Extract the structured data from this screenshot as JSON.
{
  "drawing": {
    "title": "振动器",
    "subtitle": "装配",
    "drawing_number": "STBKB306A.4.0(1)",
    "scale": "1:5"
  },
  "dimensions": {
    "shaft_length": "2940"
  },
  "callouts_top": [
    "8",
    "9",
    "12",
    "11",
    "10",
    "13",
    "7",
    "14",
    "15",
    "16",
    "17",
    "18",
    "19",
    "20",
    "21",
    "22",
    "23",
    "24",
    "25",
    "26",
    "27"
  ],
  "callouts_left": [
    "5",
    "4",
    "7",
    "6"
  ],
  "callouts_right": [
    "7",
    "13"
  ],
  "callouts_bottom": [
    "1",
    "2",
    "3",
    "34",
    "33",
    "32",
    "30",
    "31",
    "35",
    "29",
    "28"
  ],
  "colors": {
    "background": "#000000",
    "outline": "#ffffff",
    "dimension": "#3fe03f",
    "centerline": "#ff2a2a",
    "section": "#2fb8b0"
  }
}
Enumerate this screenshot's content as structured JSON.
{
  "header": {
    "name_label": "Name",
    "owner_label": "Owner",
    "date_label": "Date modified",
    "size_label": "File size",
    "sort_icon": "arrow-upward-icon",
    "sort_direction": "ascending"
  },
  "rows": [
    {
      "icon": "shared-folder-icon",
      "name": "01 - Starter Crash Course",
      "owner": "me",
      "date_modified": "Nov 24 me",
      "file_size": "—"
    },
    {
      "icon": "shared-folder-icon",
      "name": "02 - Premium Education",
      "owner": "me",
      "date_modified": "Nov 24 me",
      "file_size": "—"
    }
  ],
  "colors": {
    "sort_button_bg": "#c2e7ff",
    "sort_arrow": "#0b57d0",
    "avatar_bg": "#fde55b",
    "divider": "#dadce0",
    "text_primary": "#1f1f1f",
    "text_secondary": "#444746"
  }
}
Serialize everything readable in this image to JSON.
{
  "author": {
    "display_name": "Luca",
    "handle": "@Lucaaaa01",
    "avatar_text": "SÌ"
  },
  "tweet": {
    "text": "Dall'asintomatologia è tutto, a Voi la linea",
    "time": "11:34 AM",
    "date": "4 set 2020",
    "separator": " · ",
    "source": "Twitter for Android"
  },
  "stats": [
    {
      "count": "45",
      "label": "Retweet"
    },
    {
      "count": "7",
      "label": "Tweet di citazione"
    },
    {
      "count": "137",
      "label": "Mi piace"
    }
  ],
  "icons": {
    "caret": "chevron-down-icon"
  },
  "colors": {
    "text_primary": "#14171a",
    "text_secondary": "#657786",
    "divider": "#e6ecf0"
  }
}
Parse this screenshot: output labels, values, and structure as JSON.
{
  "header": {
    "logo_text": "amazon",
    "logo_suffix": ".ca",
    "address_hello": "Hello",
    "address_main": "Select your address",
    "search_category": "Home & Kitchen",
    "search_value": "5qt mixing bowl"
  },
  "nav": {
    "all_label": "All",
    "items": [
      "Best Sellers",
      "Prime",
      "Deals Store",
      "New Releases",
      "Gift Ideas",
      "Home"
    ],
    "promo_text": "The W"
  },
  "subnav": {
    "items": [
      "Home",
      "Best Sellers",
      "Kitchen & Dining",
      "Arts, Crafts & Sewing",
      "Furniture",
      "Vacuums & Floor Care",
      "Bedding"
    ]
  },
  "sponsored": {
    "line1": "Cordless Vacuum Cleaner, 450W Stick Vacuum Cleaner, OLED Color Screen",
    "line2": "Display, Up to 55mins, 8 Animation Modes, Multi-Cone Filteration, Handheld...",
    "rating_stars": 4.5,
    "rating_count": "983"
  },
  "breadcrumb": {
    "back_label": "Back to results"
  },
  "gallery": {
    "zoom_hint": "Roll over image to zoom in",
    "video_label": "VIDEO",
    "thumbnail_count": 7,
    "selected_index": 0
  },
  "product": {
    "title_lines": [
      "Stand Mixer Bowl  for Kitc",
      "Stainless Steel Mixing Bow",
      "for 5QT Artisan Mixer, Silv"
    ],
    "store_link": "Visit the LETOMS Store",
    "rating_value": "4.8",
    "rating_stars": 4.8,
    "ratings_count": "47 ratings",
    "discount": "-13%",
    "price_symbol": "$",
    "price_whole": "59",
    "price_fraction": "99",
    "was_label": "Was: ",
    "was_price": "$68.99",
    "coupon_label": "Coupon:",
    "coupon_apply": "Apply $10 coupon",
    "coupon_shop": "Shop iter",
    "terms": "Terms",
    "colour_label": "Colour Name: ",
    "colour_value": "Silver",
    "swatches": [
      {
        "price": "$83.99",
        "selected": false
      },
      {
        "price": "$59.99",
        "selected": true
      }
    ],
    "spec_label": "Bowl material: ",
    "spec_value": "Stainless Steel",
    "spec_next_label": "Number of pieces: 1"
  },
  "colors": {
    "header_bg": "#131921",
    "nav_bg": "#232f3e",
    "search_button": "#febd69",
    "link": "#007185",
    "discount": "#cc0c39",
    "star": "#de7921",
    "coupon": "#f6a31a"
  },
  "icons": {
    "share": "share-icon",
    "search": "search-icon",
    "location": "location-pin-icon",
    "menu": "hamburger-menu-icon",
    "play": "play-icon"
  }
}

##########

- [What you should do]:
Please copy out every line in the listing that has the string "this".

- [Task response]:
Extract the structured data from this screenshot as JSON.
Enumerate this screenshot's content as structured JSON.
Serialize everything readable in this image to JSON.
Parse this screenshot: output labels, values, and structure as JSON.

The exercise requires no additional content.